Shortly before Moshe passed away, he asked Hashem to appoint a leader over Bnei Yisrael who would stand in his stead. The Torah records Moshe's request and the unique manner in which he addressed Hashem. "May Hashem, the G-d of the spirits of all flesh, appoint a man over the nation" (Bamidbar 27, 16). Rashi explains Moshe's choice of words as follows: He said to Hashem, "It is revealed and known to You the thoughts of each person and how their thoughts differ from one another; appoint a leader who can tolerate each and every one of them with their individual attitudes."
Rav Wolbe (Shiurei Chumash) explains that a leader is someone who is broadminded. He isn't one who decides on a specific approach to serving Hashem and then forces it upon all his constituents. Rather, a leader is one who uses his talents and strengths to aid each person in their individual path of avodas Hashem.
Rav Chaim Soleveitchik zt"l was the embodiment of this type of spiritual leader. He had many disciples (Rav Isser Zalman Meltzer, Rav Shimon Shkop, Rav Baruch Ber Lebowitz, and the Brisker Rav, to name a few) who they themselves became great leaders; but each one had their own inimitable way of doing things. He polished their individual qualities, and turned each one into a brilliant - and unique - diamond.
Mastering the trait of tolerance is a prerequisite for becoming a truly great leader. However, this is not a quality that is imperative solely for a leader. Each and every one of us must make an effort to acquire the trait of tolerance, lest we look down on another's manner of avodas Hashem. Instead of thinking, "Why does he have to dress, behave, or daven that way?" we should think, "Isn't it amazing that everyone acts differently, but they are all striving to serve Hakodosh Baruch Hu?"

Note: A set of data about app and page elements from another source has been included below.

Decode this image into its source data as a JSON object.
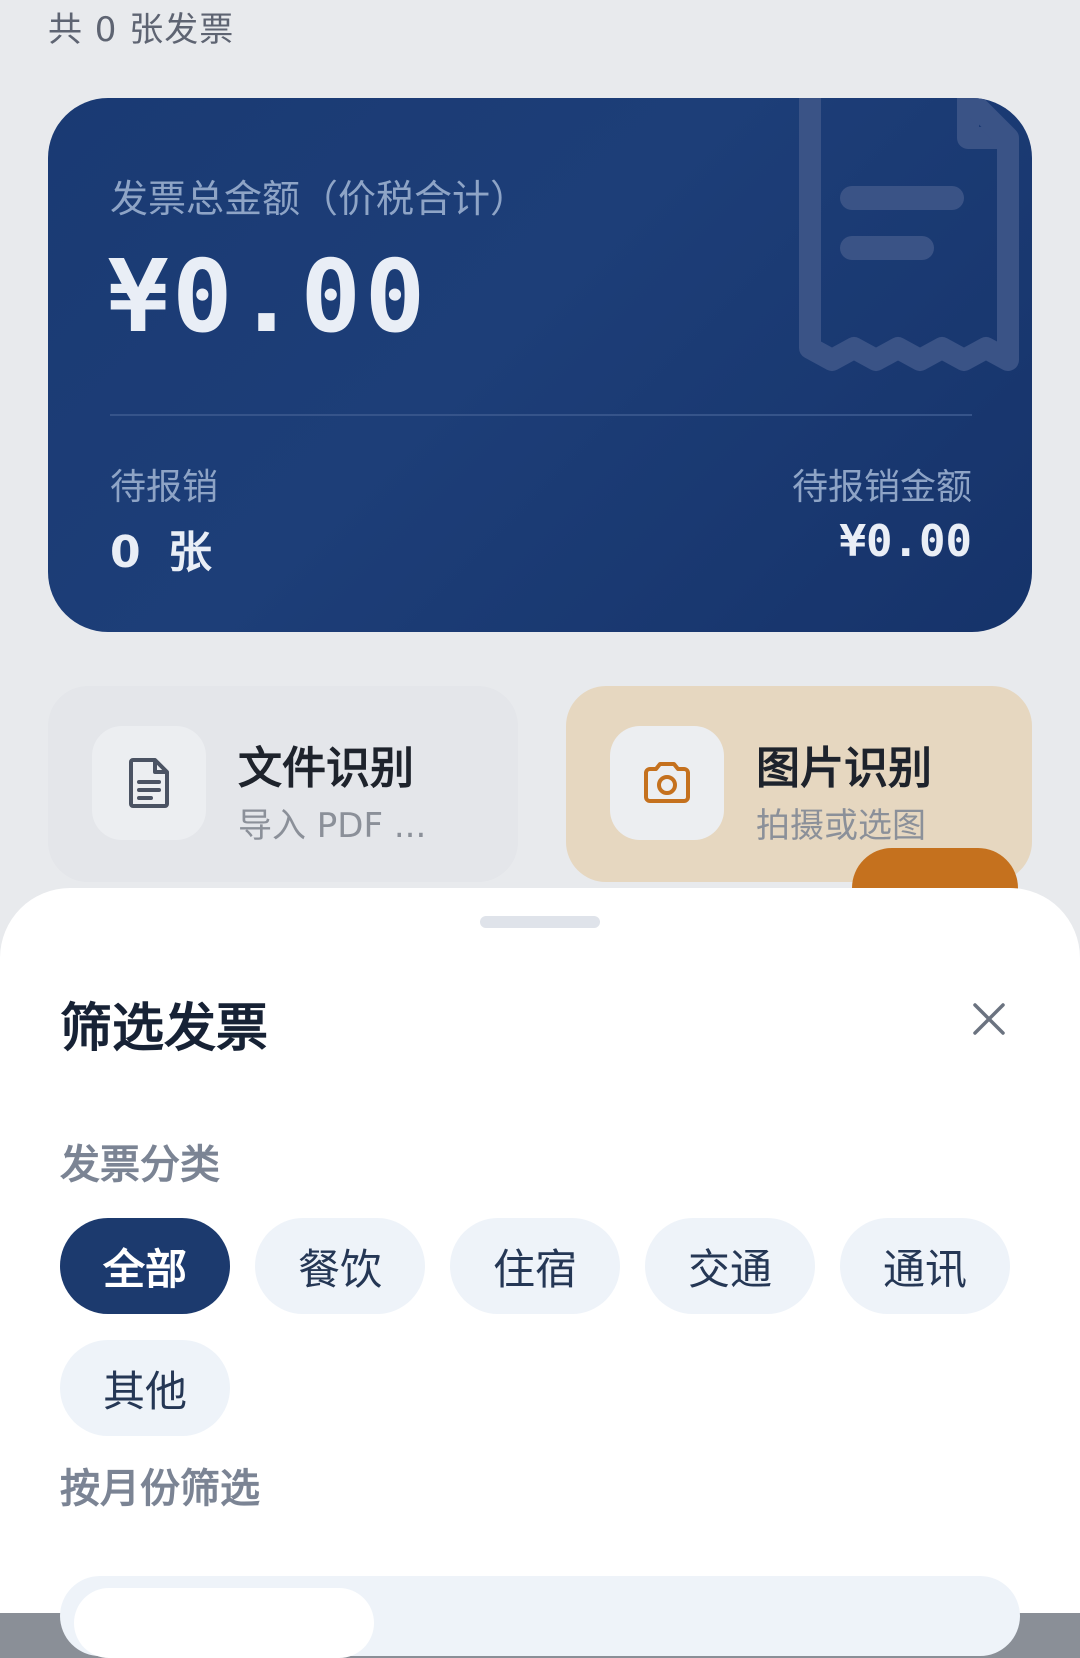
{
  "header": {
    "count_text": "共 0 张发票"
  },
  "summary": {
    "total_label": "发票总金额（价税合计）",
    "total_amount": "¥0.00",
    "pending_label": "待报销",
    "pending_count": "0 张",
    "pending_amount_label": "待报销金额",
    "pending_amount": "¥0.00"
  },
  "actions": {
    "file": {
      "title": "文件识别",
      "subtitle": "导入 PDF ...",
      "icon": "document-icon"
    },
    "image": {
      "title": "图片识别",
      "subtitle": "拍摄或选图",
      "icon": "camera-icon"
    }
  },
  "filter_sheet": {
    "title": "筛选发票",
    "category_label": "发票分类",
    "categories": [
      "全部",
      "餐饮",
      "住宿",
      "交通",
      "通讯",
      "其他"
    ],
    "selected_category": "全部",
    "month_label": "按月份筛选"
  },
  "colors": {
    "card": "#1c3a6e",
    "accent_orange": "#c5711e",
    "chip_bg": "#eef3f9",
    "chip_active": "#1c3a6e"
  }
}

There is no better time than the Three Weeks to work on acquiring this trait. It does wonders for one's bein adom l'chaveiro, and will definitely hasten the end of the galus which was brought about through sinas chinom.